I don’t think Obama is a communist and more importantly, even if he was, America is strong enough and resilient enough to make it difficult for him to remake this country in his image.
Sure, he can watch baseball with the Castro boys and their henchmen, and he can open up some more flights to the Island, and he can pass Obamacare and over-regulate the banks.
But he can’t lead a Marxist revolution because the American system doesn’t allow that to happen, even if he wanted to make it happen.
Similarly, even if Donald Trump was a secret Fascist, he couldn’t topple our Constitutional system.
The military wouldn’t allow it. Neither would the Congress or the Courts.
And neither would the American people.
Now, I don’t think Trump is capable of being a Fascist. And I don’t think the end of the Republic is nigh.
America is actually doing pretty well, by global standards.
Unemployment is at 4.9 percent. Crime is way down, by historic standards. Social statistics, like people having kids of out of wedlock and divorce rates, are improving. If you don’t have a flat screen television of at least 45 inches, that’s what defines you as poor. Energy prices are low, low, low. Prices for commodities are similarly depressed. The number of those who don’t have access to health insurance is way down. Interest rates for home-buyers is at near rock-bottom prices. Inflation is largely in check. People have more access to a bigger variety of entertainment options in our nation’s history.
These are not the conditions that inspire violent revolutions.
Now, is there anger at the political class?
Of course, there is. The political system is gridlocked. Billionaires dominate the political discussions, chiefly by funding right-wing and left-wing ideological debates that are meant to inspire political battle and political paralysis.
The regular order is broken. Congress can’t pass a budget. The President has little interest in negotiating anything with the legislative branch, and he attempts to do everything by executive order until the Supreme Court tells him that he goes too far.

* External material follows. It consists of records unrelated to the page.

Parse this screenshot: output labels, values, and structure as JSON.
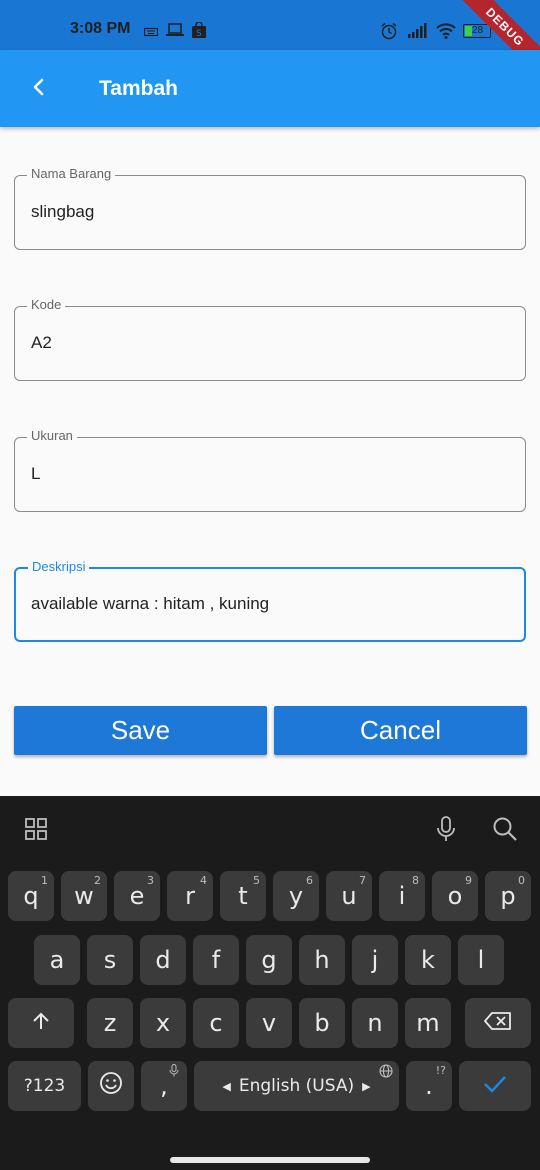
{
  "status_bar": {
    "time": "3:08 PM",
    "battery_level": "28",
    "debug_banner": "DEBUG",
    "icons": [
      "keyboard-icon",
      "laptop-icon",
      "shopping-bag-icon",
      "alarm-icon",
      "signal-icon",
      "wifi-icon",
      "battery-icon"
    ]
  },
  "app_bar": {
    "title": "Tambah",
    "back_icon": "chevron-left-icon"
  },
  "form": {
    "fields": [
      {
        "label": "Nama Barang",
        "value": "slingbag"
      },
      {
        "label": "Kode",
        "value": "A2"
      },
      {
        "label": "Ukuran",
        "value": "L"
      },
      {
        "label": "Deskripsi",
        "value": "available warna : hitam , kuning"
      }
    ],
    "save_label": "Save",
    "cancel_label": "Cancel"
  },
  "keyboard": {
    "row1": [
      {
        "key": "q",
        "hint": "1"
      },
      {
        "key": "w",
        "hint": "2"
      },
      {
        "key": "e",
        "hint": "3"
      },
      {
        "key": "r",
        "hint": "4"
      },
      {
        "key": "t",
        "hint": "5"
      },
      {
        "key": "y",
        "hint": "6"
      },
      {
        "key": "u",
        "hint": "7"
      },
      {
        "key": "i",
        "hint": "8"
      },
      {
        "key": "o",
        "hint": "9"
      },
      {
        "key": "p",
        "hint": "0"
      }
    ],
    "row2": [
      "a",
      "s",
      "d",
      "f",
      "g",
      "h",
      "j",
      "k",
      "l"
    ],
    "row3": [
      "z",
      "x",
      "c",
      "v",
      "b",
      "n",
      "m"
    ],
    "symbols_label": "?123",
    "comma": ",",
    "period": ".",
    "period_hint": "!?",
    "language_label": "English (USA)",
    "colors": {
      "enter_check": "#1e88e5",
      "focus": "#1e88e5",
      "button": "#1e78d7",
      "app_bar": "#2196f3"
    }
  }
}
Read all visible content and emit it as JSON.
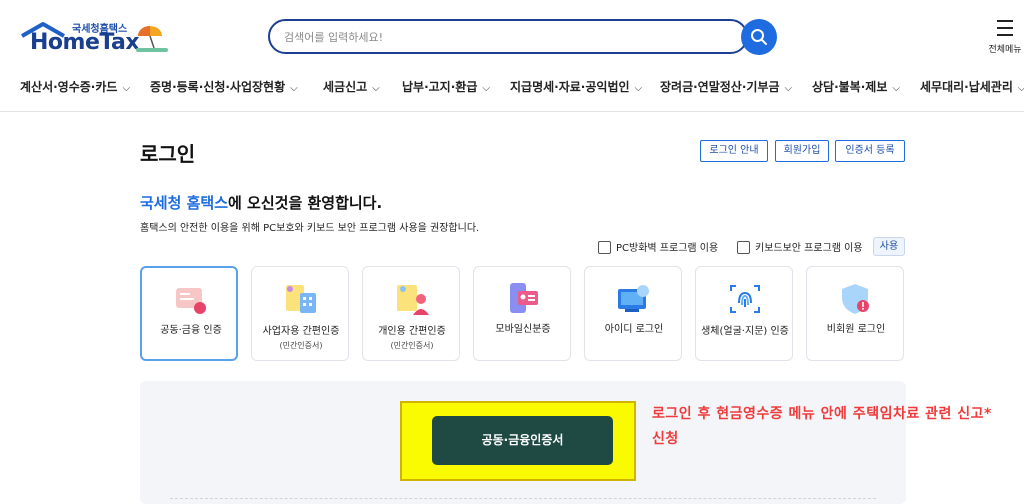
{
  "header": {
    "logo_small": "국세청홈택스",
    "logo_main": "HomeTax",
    "search_placeholder": "검색어를 입력하세요!",
    "allmenu_label": "전체메뉴"
  },
  "nav": {
    "items": [
      {
        "label": "계산서·영수증·카드"
      },
      {
        "label": "증명·등록·신청·사업장현황"
      },
      {
        "label": "세금신고"
      },
      {
        "label": "납부·고지·환급"
      },
      {
        "label": "지급명세·자료·공익법인"
      },
      {
        "label": "장려금·연말정산·기부금"
      },
      {
        "label": "상담·불복·제보"
      },
      {
        "label": "세무대리·납세관리"
      }
    ]
  },
  "main": {
    "title": "로그인",
    "top_buttons": [
      "로그인 안내",
      "회원가입",
      "인증서 등록"
    ],
    "welcome_highlight": "국세청 홈택스",
    "welcome_rest": "에 오신것을 환영합니다.",
    "welcome_sub": "홈택스의 안전한 이용을 위해 PC보호와 키보드 보안 프로그램 사용을 권장합니다.",
    "checkbox_firewall": "PC방화벽 프로그램 이용",
    "checkbox_keyboard": "키보드보안 프로그램 이용",
    "use_button": "사용",
    "login_methods": [
      {
        "title": "공동·금융 인증",
        "sub": "",
        "icon": "certificate-icon"
      },
      {
        "title": "사업자용 간편인증",
        "sub": "(민간인증서)",
        "icon": "business-simple-auth-icon"
      },
      {
        "title": "개인용 간편인증",
        "sub": "(민간인증서)",
        "icon": "personal-simple-auth-icon"
      },
      {
        "title": "모바일신분증",
        "sub": "",
        "icon": "mobile-id-icon"
      },
      {
        "title": "아이디 로그인",
        "sub": "",
        "icon": "id-login-icon"
      },
      {
        "title": "생체(얼굴·지문) 인증",
        "sub": "",
        "icon": "fingerprint-icon"
      },
      {
        "title": "비회원 로그인",
        "sub": "",
        "icon": "guest-shield-icon"
      }
    ],
    "cert_button": "공동·금융인증서",
    "annotation": "로그인 후 현금영수증 메뉴 안에 주택임차료 관련 신고*신청"
  },
  "colors": {
    "brand_navy": "#1c3f94",
    "accent_blue": "#1e6ce0",
    "cert_button": "#1f4a44",
    "highlight_yellow": "#fafa00",
    "annotation_red": "#ef3b3b"
  }
}
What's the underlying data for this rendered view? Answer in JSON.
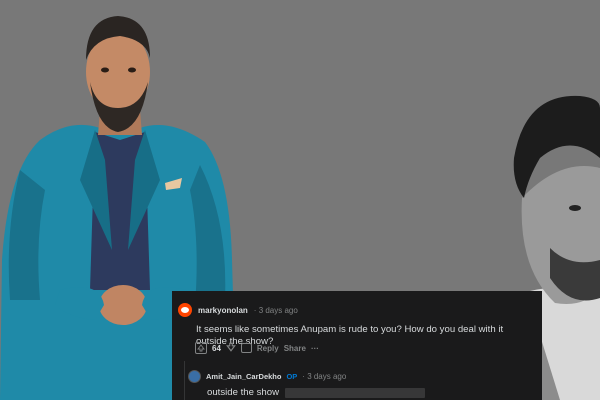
{
  "comment": {
    "username": "markyonolan",
    "time": "3 days ago",
    "text": "It seems like sometimes Anupam is rude to you? How do you deal with it outside the show?",
    "score": "64",
    "reply_label": "Reply",
    "share_label": "Share",
    "more_label": "···"
  },
  "reply": {
    "username": "Amit_Jain_CarDekho",
    "op_badge": "OP",
    "time": "3 days ago",
    "text": "outside the show"
  },
  "colors": {
    "background": "#787878",
    "card": "#1a1a1b",
    "accent_orange": "#ff4500",
    "op_blue": "#0079d3",
    "suit_teal": "#1f8aa8"
  }
}
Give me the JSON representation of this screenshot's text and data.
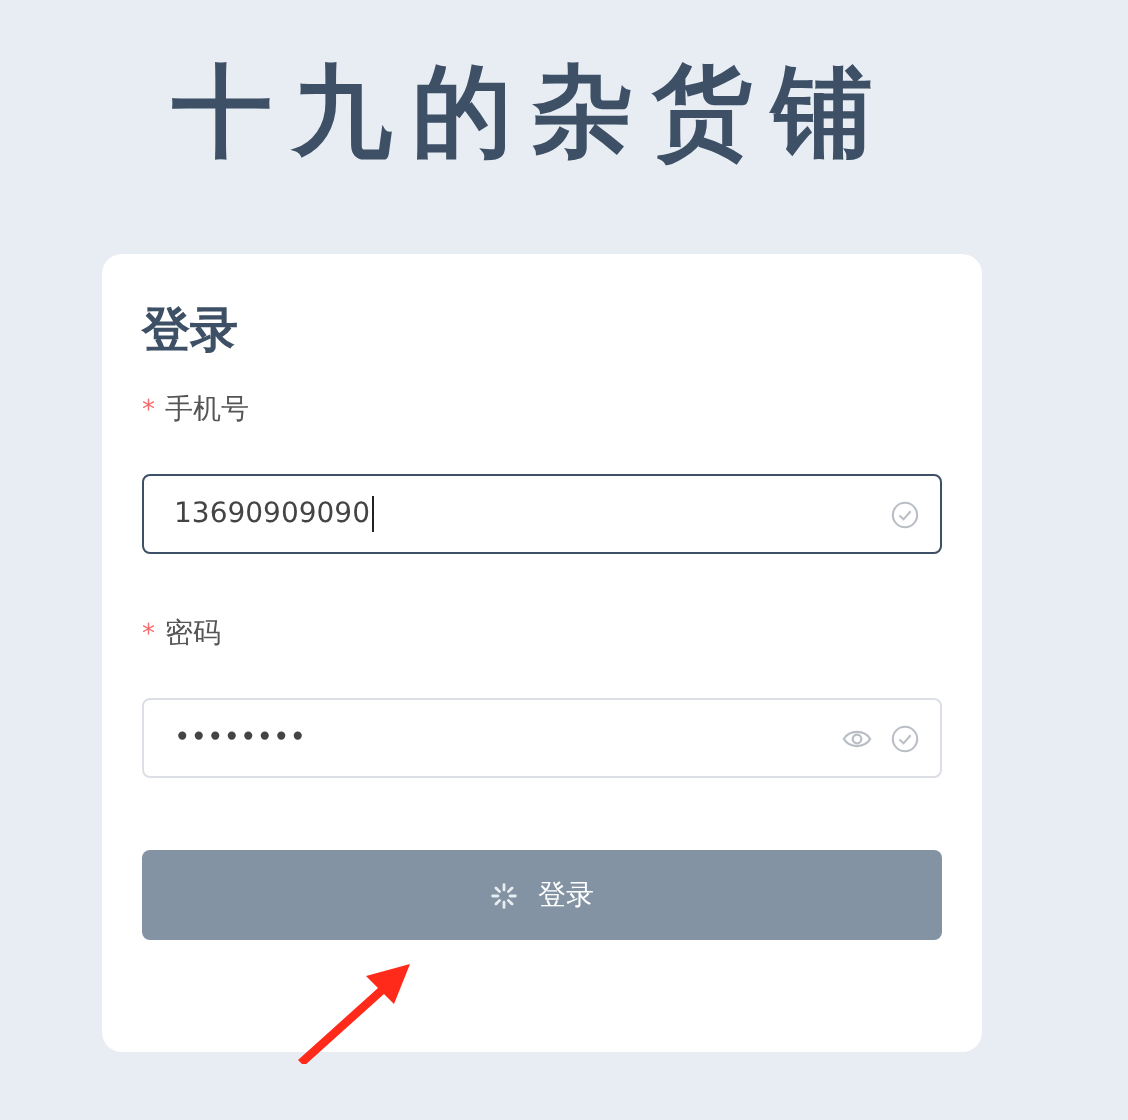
{
  "brand": {
    "title": "十九的杂货铺"
  },
  "login": {
    "heading": "登录",
    "fields": [
      {
        "kind": "text",
        "label": "手机号",
        "required_mark": "*",
        "value": "13690909090",
        "focused": true,
        "valid": true
      },
      {
        "kind": "password",
        "label": "密码",
        "required_mark": "*",
        "value": "••••••••",
        "focused": false,
        "valid": true
      }
    ],
    "submit": {
      "label": "登录",
      "loading": true
    }
  }
}
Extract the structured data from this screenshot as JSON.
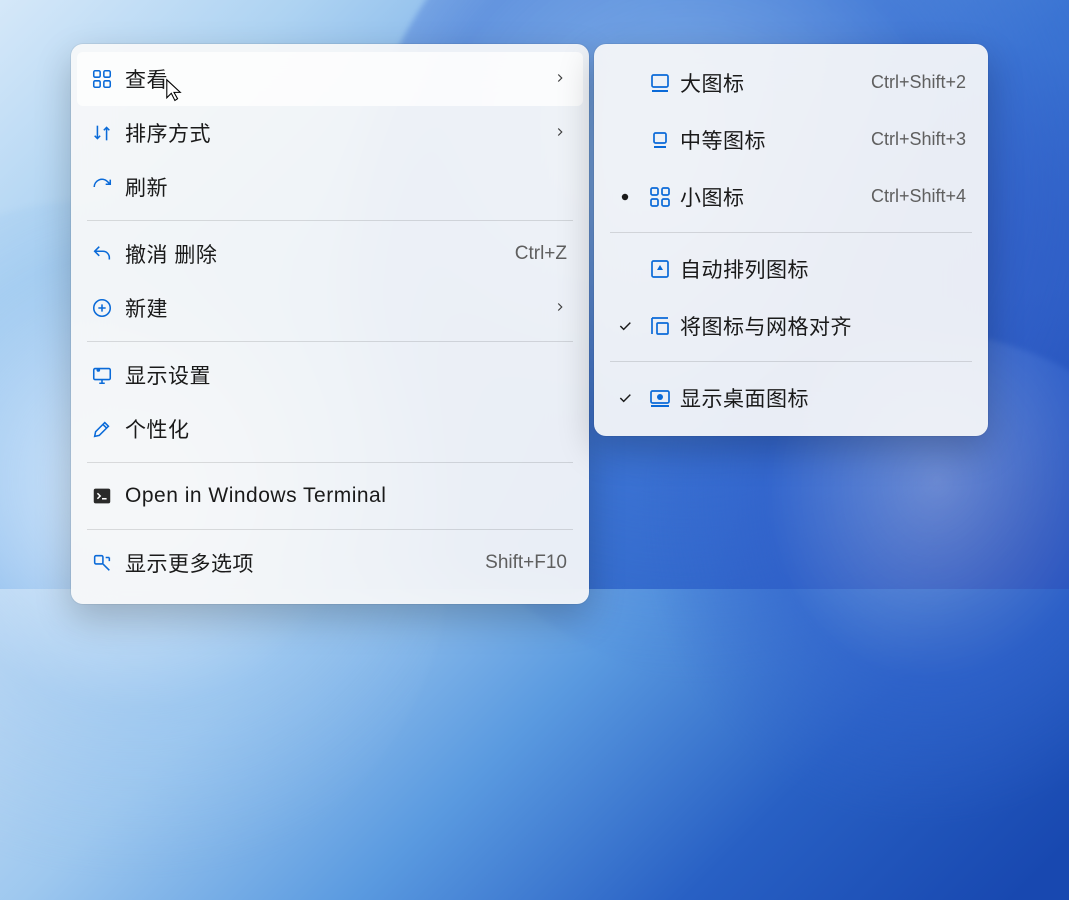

Worse, the political discourse is terrible. There is no sense of statesmanship. Political grandstanding is far more valuable than actually getting solid accomplishments done.
And the American people are sick of it. They are sick of the games, sick of the empty promises, sick of the non-sense.
And they want to make a change.
Donald Trump offers change for the Republican side, while Bernie Sanders offers the same for the Democrats.
Bernie polls about 47% for Democrats, while Trump garners about the same amount on the GOP side.
They offer real change, real fast.
Hillary Clinton is the candidate of the status quo. Trump and Sanders, coming from different angles, are campaigning against the status quo.
We will see how this all works out. Stay tuned.